PROBLEM: Repeat every record word for word and omit the images.

(Website and app data records)
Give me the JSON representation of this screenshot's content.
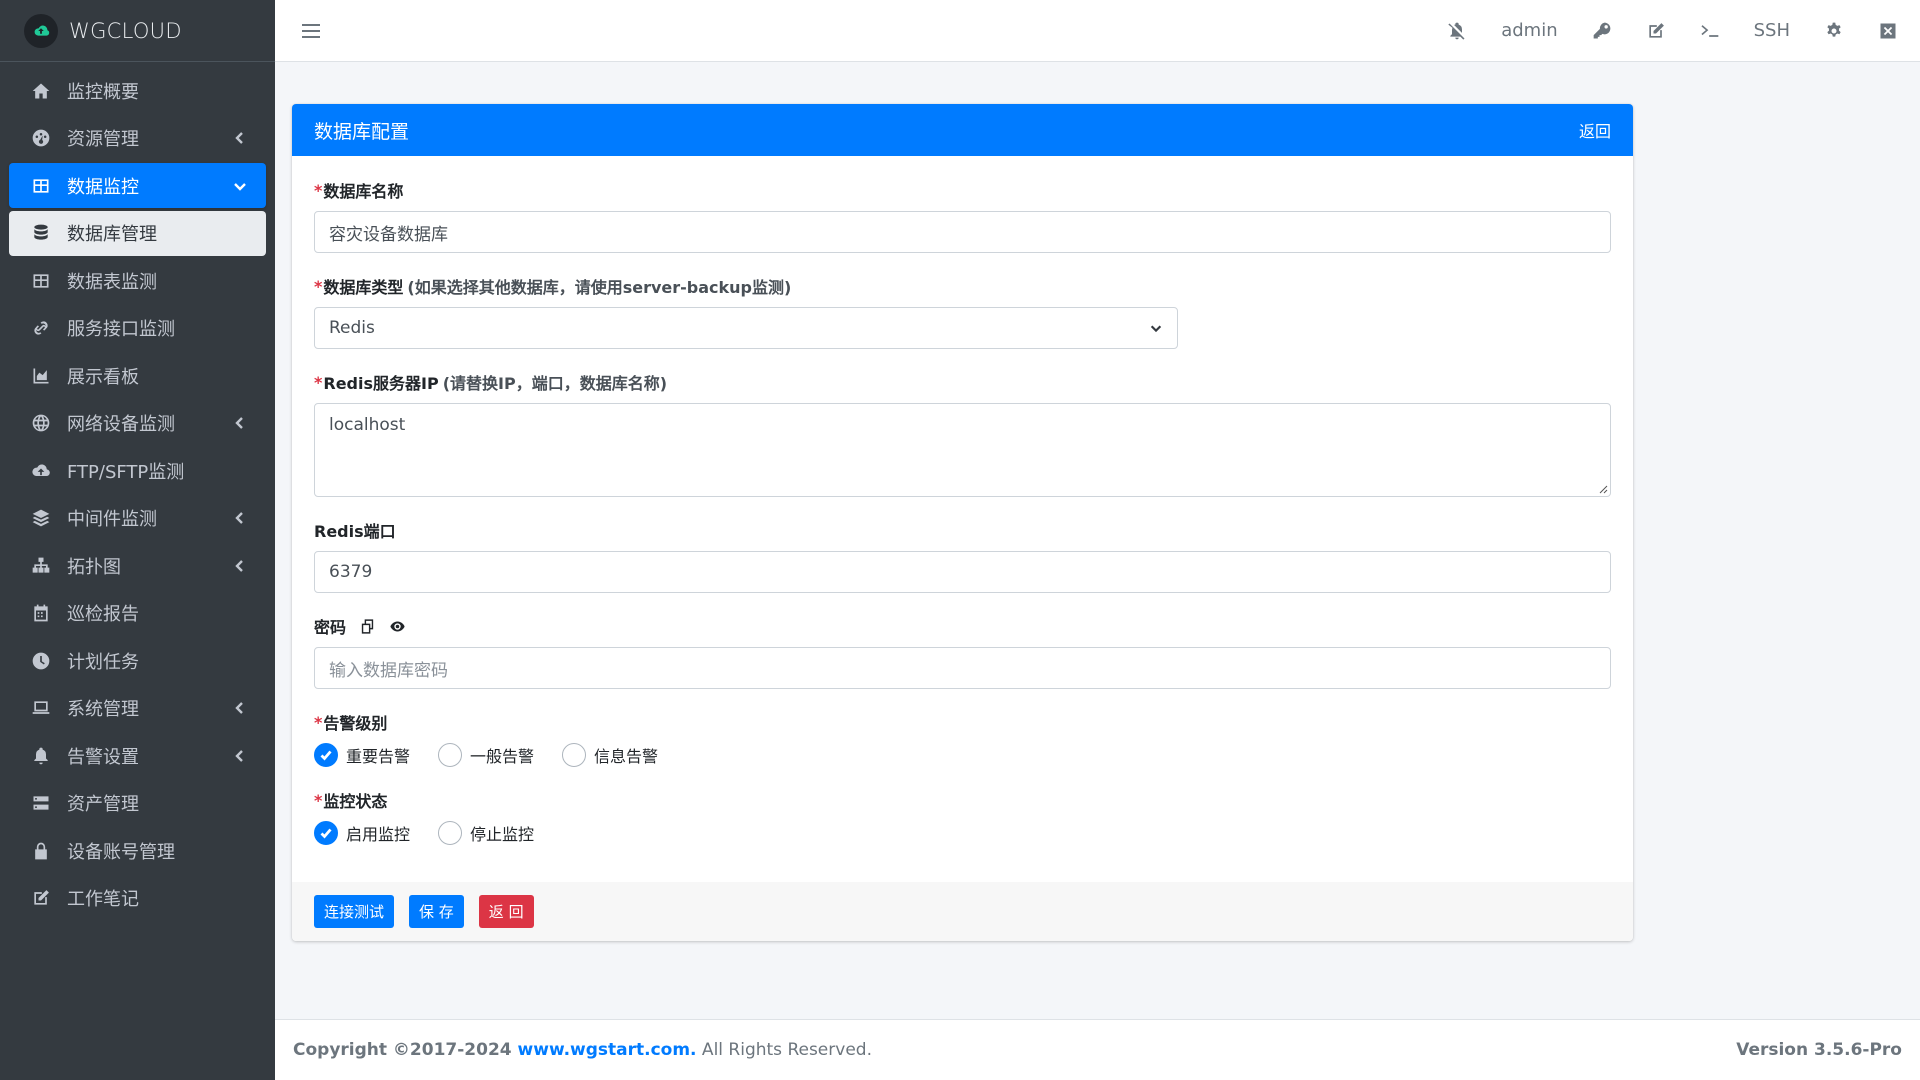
{
  "brand": {
    "name": "WGCLOUD"
  },
  "sidebar": {
    "items": [
      {
        "label": "监控概要",
        "icon": "home-icon"
      },
      {
        "label": "资源管理",
        "icon": "dashboard-icon"
      },
      {
        "label": "数据监控",
        "icon": "table-icon"
      },
      {
        "label": "数据库管理",
        "icon": "database-icon"
      },
      {
        "label": "数据表监测",
        "icon": "table-icon"
      },
      {
        "label": "服务接口监测",
        "icon": "link-icon"
      },
      {
        "label": "展示看板",
        "icon": "chart-area-icon"
      },
      {
        "label": "网络设备监测",
        "icon": "globe-icon"
      },
      {
        "label": "FTP/SFTP监测",
        "icon": "cloud-upload-icon"
      },
      {
        "label": "中间件监测",
        "icon": "layers-icon"
      },
      {
        "label": "拓扑图",
        "icon": "sitemap-icon"
      },
      {
        "label": "巡检报告",
        "icon": "calendar-icon"
      },
      {
        "label": "计划任务",
        "icon": "clock-icon"
      },
      {
        "label": "系统管理",
        "icon": "laptop-icon"
      },
      {
        "label": "告警设置",
        "icon": "bell-icon"
      },
      {
        "label": "资产管理",
        "icon": "server-icon"
      },
      {
        "label": "设备账号管理",
        "icon": "lock-icon"
      },
      {
        "label": "工作笔记",
        "icon": "edit-icon"
      }
    ]
  },
  "topbar": {
    "user": "admin",
    "ssh": "SSH"
  },
  "card": {
    "title": "数据库配置",
    "back": "返回",
    "fields": {
      "name": {
        "label": "数据库名称",
        "value": "容灾设备数据库"
      },
      "type": {
        "label": "数据库类型",
        "hint": "(如果选择其他数据库，请使用server-backup监测)",
        "value": "Redis"
      },
      "ip": {
        "label": "Redis服务器IP",
        "hint": "(请替换IP，端口，数据库名称)",
        "value": "localhost"
      },
      "port": {
        "label": "Redis端口",
        "value": "6379"
      },
      "password": {
        "label": "密码",
        "placeholder": "输入数据库密码"
      },
      "alarm_level": {
        "label": "告警级别",
        "options": [
          "重要告警",
          "一般告警",
          "信息告警"
        ],
        "selected": "重要告警"
      },
      "monitor_state": {
        "label": "监控状态",
        "options": [
          "启用监控",
          "停止监控"
        ],
        "selected": "启用监控"
      }
    },
    "buttons": {
      "test": "连接测试",
      "save": "保 存",
      "back": "返 回"
    }
  },
  "footer": {
    "copyright": "Copyright ©2017-2024 ",
    "link": "www.wgstart.com.",
    "rights": " All Rights Reserved.",
    "version": "Version 3.5.6-Pro"
  },
  "colors": {
    "primary": "#007bff",
    "danger": "#dc3545",
    "sidebar_bg": "#343a40"
  }
}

RESULT BELOW:
Give me the JSON representation of this screenshot's content.
{
  "brand": {
    "name": "WGCLOUD"
  },
  "sidebar": {
    "items": [
      {
        "label": "监控概要",
        "icon": "home-icon"
      },
      {
        "label": "资源管理",
        "icon": "dashboard-icon"
      },
      {
        "label": "数据监控",
        "icon": "table-icon"
      },
      {
        "label": "数据库管理",
        "icon": "database-icon"
      },
      {
        "label": "数据表监测",
        "icon": "table-icon"
      },
      {
        "label": "服务接口监测",
        "icon": "link-icon"
      },
      {
        "label": "展示看板",
        "icon": "chart-area-icon"
      },
      {
        "label": "网络设备监测",
        "icon": "globe-icon"
      },
      {
        "label": "FTP/SFTP监测",
        "icon": "cloud-upload-icon"
      },
      {
        "label": "中间件监测",
        "icon": "layers-icon"
      },
      {
        "label": "拓扑图",
        "icon": "sitemap-icon"
      },
      {
        "label": "巡检报告",
        "icon": "calendar-icon"
      },
      {
        "label": "计划任务",
        "icon": "clock-icon"
      },
      {
        "label": "系统管理",
        "icon": "laptop-icon"
      },
      {
        "label": "告警设置",
        "icon": "bell-icon"
      },
      {
        "label": "资产管理",
        "icon": "server-icon"
      },
      {
        "label": "设备账号管理",
        "icon": "lock-icon"
      },
      {
        "label": "工作笔记",
        "icon": "edit-icon"
      }
    ]
  },
  "topbar": {
    "user": "admin",
    "ssh": "SSH"
  },
  "card": {
    "title": "数据库配置",
    "back": "返回",
    "fields": {
      "name": {
        "label": "数据库名称",
        "value": "容灾设备数据库"
      },
      "type": {
        "label": "数据库类型",
        "hint": "(如果选择其他数据库，请使用server-backup监测)",
        "value": "Redis"
      },
      "ip": {
        "label": "Redis服务器IP",
        "hint": "(请替换IP，端口，数据库名称)",
        "value": "localhost"
      },
      "port": {
        "label": "Redis端口",
        "value": "6379"
      },
      "password": {
        "label": "密码",
        "placeholder": "输入数据库密码"
      },
      "alarm_level": {
        "label": "告警级别",
        "options": [
          "重要告警",
          "一般告警",
          "信息告警"
        ],
        "selected": "重要告警"
      },
      "monitor_state": {
        "label": "监控状态",
        "options": [
          "启用监控",
          "停止监控"
        ],
        "selected": "启用监控"
      }
    },
    "buttons": {
      "test": "连接测试",
      "save": "保 存",
      "back": "返 回"
    }
  },
  "footer": {
    "copyright": "Copyright ©2017-2024 ",
    "link": "www.wgstart.com.",
    "rights": " All Rights Reserved.",
    "version": "Version 3.5.6-Pro"
  },
  "colors": {
    "primary": "#007bff",
    "danger": "#dc3545",
    "sidebar_bg": "#343a40"
  }
}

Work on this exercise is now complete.